TASK INSTRUCTIONS - The records below are to be copied word for word, with every picture left out.

(Items listed in a dataset)
◆ ◆ ◆ ◆ ◆ ◆ ◆

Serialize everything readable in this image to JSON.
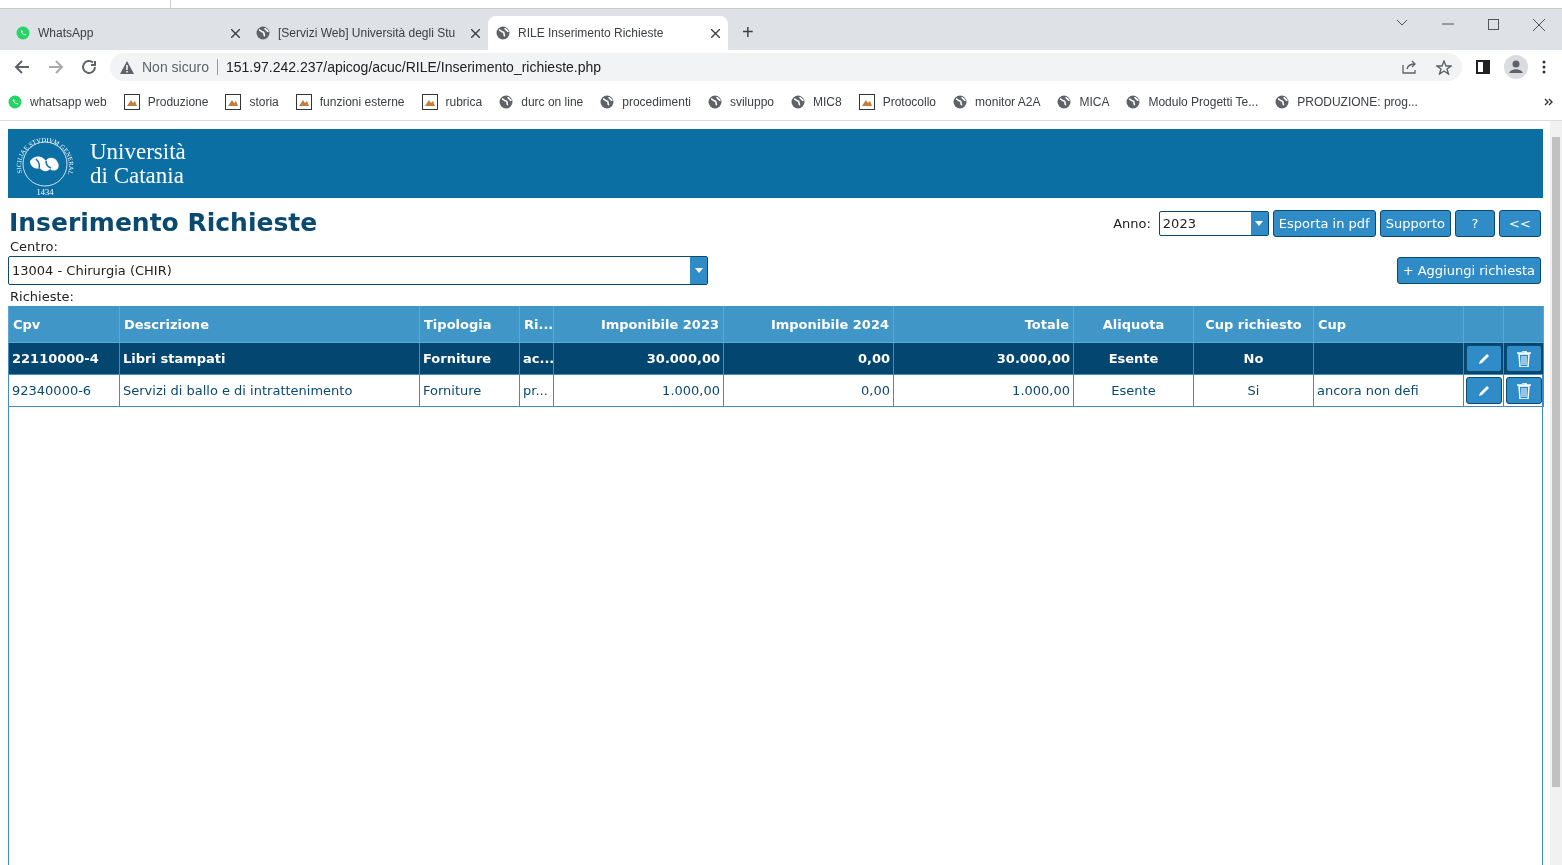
{
  "browser": {
    "tabs": [
      {
        "title": "WhatsApp",
        "kind": "whatsapp",
        "selected": false
      },
      {
        "title": "[Servizi Web] Università degli Stu",
        "kind": "globe",
        "selected": false
      },
      {
        "title": "RILE Inserimento Richieste",
        "kind": "globe",
        "selected": true
      }
    ],
    "new_tab": "+",
    "security": "Non sicuro",
    "url": "151.97.242.237/apicog/acuc/RILE/Inserimento_richieste.php",
    "bookmarks": [
      {
        "label": "whatsapp web",
        "kind": "whatsapp"
      },
      {
        "label": "Produzione",
        "kind": "image"
      },
      {
        "label": "storia",
        "kind": "image"
      },
      {
        "label": "funzioni esterne",
        "kind": "image"
      },
      {
        "label": "rubrica",
        "kind": "image"
      },
      {
        "label": "durc on line",
        "kind": "globe"
      },
      {
        "label": "procedimenti",
        "kind": "globe"
      },
      {
        "label": "sviluppo",
        "kind": "globe"
      },
      {
        "label": "MIC8",
        "kind": "globe"
      },
      {
        "label": "Protocollo",
        "kind": "image"
      },
      {
        "label": "monitor A2A",
        "kind": "globe"
      },
      {
        "label": "MICA",
        "kind": "globe"
      },
      {
        "label": "Modulo Progetti Te...",
        "kind": "globe"
      },
      {
        "label": "PRODUZIONE: prog...",
        "kind": "globe"
      }
    ]
  },
  "banner": {
    "seal_text": "SICILIAE STVDIVM GENERALE",
    "seal_year": "1434",
    "name_line_1": "Università",
    "name_line_2": "di Catania"
  },
  "page": {
    "title": "Inserimento Richieste",
    "anno_label": "Anno:",
    "anno_value": "2023",
    "buttons": [
      "Esporta in pdf",
      "Supporto",
      "?",
      "<<"
    ],
    "centro_label": "Centro:",
    "centro_value": "13004 - Chirurgia (CHIR)",
    "add_button": "+ Aggiungi richiesta",
    "richieste_label": "Richieste:"
  },
  "table": {
    "columns": [
      "Cpv",
      "Descrizione",
      "Tipologia",
      "Ri...",
      "Imponibile 2023",
      "Imponibile 2024",
      "Totale",
      "Aliquota",
      "Cup richiesto",
      "Cup"
    ],
    "rows": [
      {
        "cells": [
          "22110000-4",
          "Libri stampati",
          "Forniture",
          "ac...",
          "30.000,00",
          "0,00",
          "30.000,00",
          "Esente",
          "No",
          ""
        ],
        "selected": true
      },
      {
        "cells": [
          "92340000-6",
          "Servizi di ballo e di intrattenimento",
          "Forniture",
          "pr...",
          "1.000,00",
          "0,00",
          "1.000,00",
          "Esente",
          "Si",
          "ancora non defi"
        ],
        "selected": false
      }
    ]
  }
}
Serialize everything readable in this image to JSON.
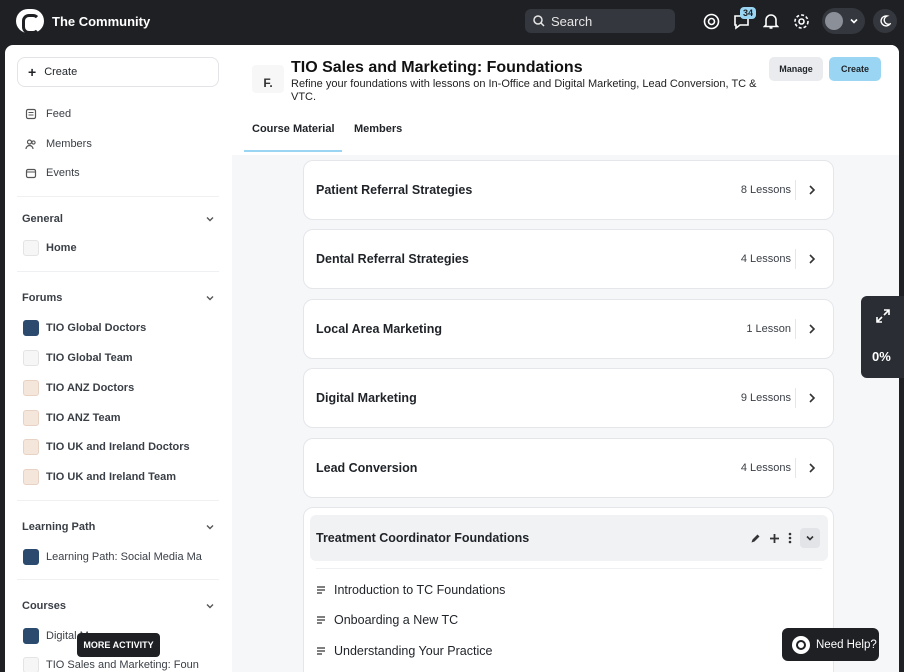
{
  "topbar": {
    "brand_name": "The Community",
    "search_placeholder": "Search",
    "notification_count": "34",
    "icons": [
      "support-icon",
      "messages-icon",
      "bell-icon",
      "settings-icon",
      "avatar",
      "chevron-down-icon",
      "moon-icon"
    ]
  },
  "sidebar": {
    "create_label": "Create",
    "nav": [
      {
        "label": "Feed",
        "icon": "feed-icon"
      },
      {
        "label": "Members",
        "icon": "members-icon"
      },
      {
        "label": "Events",
        "icon": "calendar-icon"
      }
    ],
    "sections": {
      "general": "General",
      "forums": "Forums",
      "learning_path": "Learning Path",
      "courses": "Courses"
    },
    "general_items": [
      "Home"
    ],
    "forum_items": [
      "TIO Global Doctors",
      "TIO Global Team",
      "TIO ANZ Doctors",
      "TIO ANZ Team",
      "TIO UK and Ireland Doctors",
      "TIO UK and Ireland Team"
    ],
    "learning_path_items": [
      "Learning Path: Social Media Ma"
    ],
    "course_items": [
      "Digital Ma",
      "TIO Sales and Marketing: Foun"
    ],
    "tooltip": "MORE ACTIVITY"
  },
  "course": {
    "logo_text": "F.",
    "title": "TIO Sales and Marketing: Foundations",
    "description": "Refine your foundations with lessons on In-Office and Digital Marketing, Lead Conversion, TC & VTC.",
    "manage_label": "Manage",
    "create_label": "Create",
    "tabs": [
      "Course Material",
      "Members"
    ],
    "active_tab": "Course Material"
  },
  "sections": [
    {
      "title": "Patient Referral Strategies",
      "count": "8 Lessons"
    },
    {
      "title": "Dental Referral Strategies",
      "count": "4 Lessons"
    },
    {
      "title": "Local Area Marketing",
      "count": "1 Lesson"
    },
    {
      "title": "Digital Marketing",
      "count": "9 Lessons"
    },
    {
      "title": "Lead Conversion",
      "count": "4 Lessons"
    }
  ],
  "expanded_section": {
    "title": "Treatment Coordinator Foundations",
    "lessons": [
      "Introduction to TC Foundations",
      "Onboarding a New TC",
      "Understanding Your Practice"
    ]
  },
  "progress_widget": {
    "progress": "0%"
  },
  "help_button": "Need Help?",
  "colors": {
    "accent": "#9ad6f3",
    "dark": "#1e2024"
  }
}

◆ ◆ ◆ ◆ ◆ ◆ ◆

SOLUTION BELOW -
Serialize everything readable in this image to JSON.
{
  "browser": {
    "tabs": [
      {
        "title": "WhatsApp",
        "kind": "whatsapp",
        "selected": false
      },
      {
        "title": "[Servizi Web] Università degli Stu",
        "kind": "globe",
        "selected": false
      },
      {
        "title": "RILE Inserimento Richieste",
        "kind": "globe",
        "selected": true
      }
    ],
    "new_tab": "+",
    "security": "Non sicuro",
    "url": "151.97.242.237/apicog/acuc/RILE/Inserimento_richieste.php",
    "bookmarks": [
      {
        "label": "whatsapp web",
        "kind": "whatsapp"
      },
      {
        "label": "Produzione",
        "kind": "image"
      },
      {
        "label": "storia",
        "kind": "image"
      },
      {
        "label": "funzioni esterne",
        "kind": "image"
      },
      {
        "label": "rubrica",
        "kind": "image"
      },
      {
        "label": "durc on line",
        "kind": "globe"
      },
      {
        "label": "procedimenti",
        "kind": "globe"
      },
      {
        "label": "sviluppo",
        "kind": "globe"
      },
      {
        "label": "MIC8",
        "kind": "globe"
      },
      {
        "label": "Protocollo",
        "kind": "image"
      },
      {
        "label": "monitor A2A",
        "kind": "globe"
      },
      {
        "label": "MICA",
        "kind": "globe"
      },
      {
        "label": "Modulo Progetti Te...",
        "kind": "globe"
      },
      {
        "label": "PRODUZIONE: prog...",
        "kind": "globe"
      }
    ]
  },
  "banner": {
    "seal_text": "SICILIAE STVDIVM GENERALE",
    "seal_year": "1434",
    "name_line_1": "Università",
    "name_line_2": "di Catania"
  },
  "page": {
    "title": "Inserimento Richieste",
    "anno_label": "Anno:",
    "anno_value": "2023",
    "buttons": [
      "Esporta in pdf",
      "Supporto",
      "?",
      "<<"
    ],
    "centro_label": "Centro:",
    "centro_value": "13004 - Chirurgia (CHIR)",
    "add_button": "+ Aggiungi richiesta",
    "richieste_label": "Richieste:"
  },
  "table": {
    "columns": [
      "Cpv",
      "Descrizione",
      "Tipologia",
      "Ri...",
      "Imponibile 2023",
      "Imponibile 2024",
      "Totale",
      "Aliquota",
      "Cup richiesto",
      "Cup"
    ],
    "rows": [
      {
        "cells": [
          "22110000-4",
          "Libri stampati",
          "Forniture",
          "ac...",
          "30.000,00",
          "0,00",
          "30.000,00",
          "Esente",
          "No",
          ""
        ],
        "selected": true
      },
      {
        "cells": [
          "92340000-6",
          "Servizi di ballo e di intrattenimento",
          "Forniture",
          "pr...",
          "1.000,00",
          "0,00",
          "1.000,00",
          "Esente",
          "Si",
          "ancora non defi"
        ],
        "selected": false
      }
    ]
  }
}
Serialize everything readable in this image to JSON.
{
  "topbar": {
    "brand_name": "The Community",
    "search_placeholder": "Search",
    "notification_count": "34",
    "icons": [
      "support-icon",
      "messages-icon",
      "bell-icon",
      "settings-icon",
      "avatar",
      "chevron-down-icon",
      "moon-icon"
    ]
  },
  "sidebar": {
    "create_label": "Create",
    "nav": [
      {
        "label": "Feed",
        "icon": "feed-icon"
      },
      {
        "label": "Members",
        "icon": "members-icon"
      },
      {
        "label": "Events",
        "icon": "calendar-icon"
      }
    ],
    "sections": {
      "general": "General",
      "forums": "Forums",
      "learning_path": "Learning Path",
      "courses": "Courses"
    },
    "general_items": [
      "Home"
    ],
    "forum_items": [
      "TIO Global Doctors",
      "TIO Global Team",
      "TIO ANZ Doctors",
      "TIO ANZ Team",
      "TIO UK and Ireland Doctors",
      "TIO UK and Ireland Team"
    ],
    "learning_path_items": [
      "Learning Path: Social Media Ma"
    ],
    "course_items": [
      "Digital Ma",
      "TIO Sales and Marketing: Foun"
    ],
    "tooltip": "MORE ACTIVITY"
  },
  "course": {
    "logo_text": "F.",
    "title": "TIO Sales and Marketing: Foundations",
    "description": "Refine your foundations with lessons on In-Office and Digital Marketing, Lead Conversion, TC & VTC.",
    "manage_label": "Manage",
    "create_label": "Create",
    "tabs": [
      "Course Material",
      "Members"
    ],
    "active_tab": "Course Material"
  },
  "sections": [
    {
      "title": "Patient Referral Strategies",
      "count": "8 Lessons"
    },
    {
      "title": "Dental Referral Strategies",
      "count": "4 Lessons"
    },
    {
      "title": "Local Area Marketing",
      "count": "1 Lesson"
    },
    {
      "title": "Digital Marketing",
      "count": "9 Lessons"
    },
    {
      "title": "Lead Conversion",
      "count": "4 Lessons"
    }
  ],
  "expanded_section": {
    "title": "Treatment Coordinator Foundations",
    "lessons": [
      "Introduction to TC Foundations",
      "Onboarding a New TC",
      "Understanding Your Practice"
    ]
  },
  "progress_widget": {
    "progress": "0%"
  },
  "help_button": "Need Help?",
  "colors": {
    "accent": "#9ad6f3",
    "dark": "#1e2024"
  }
}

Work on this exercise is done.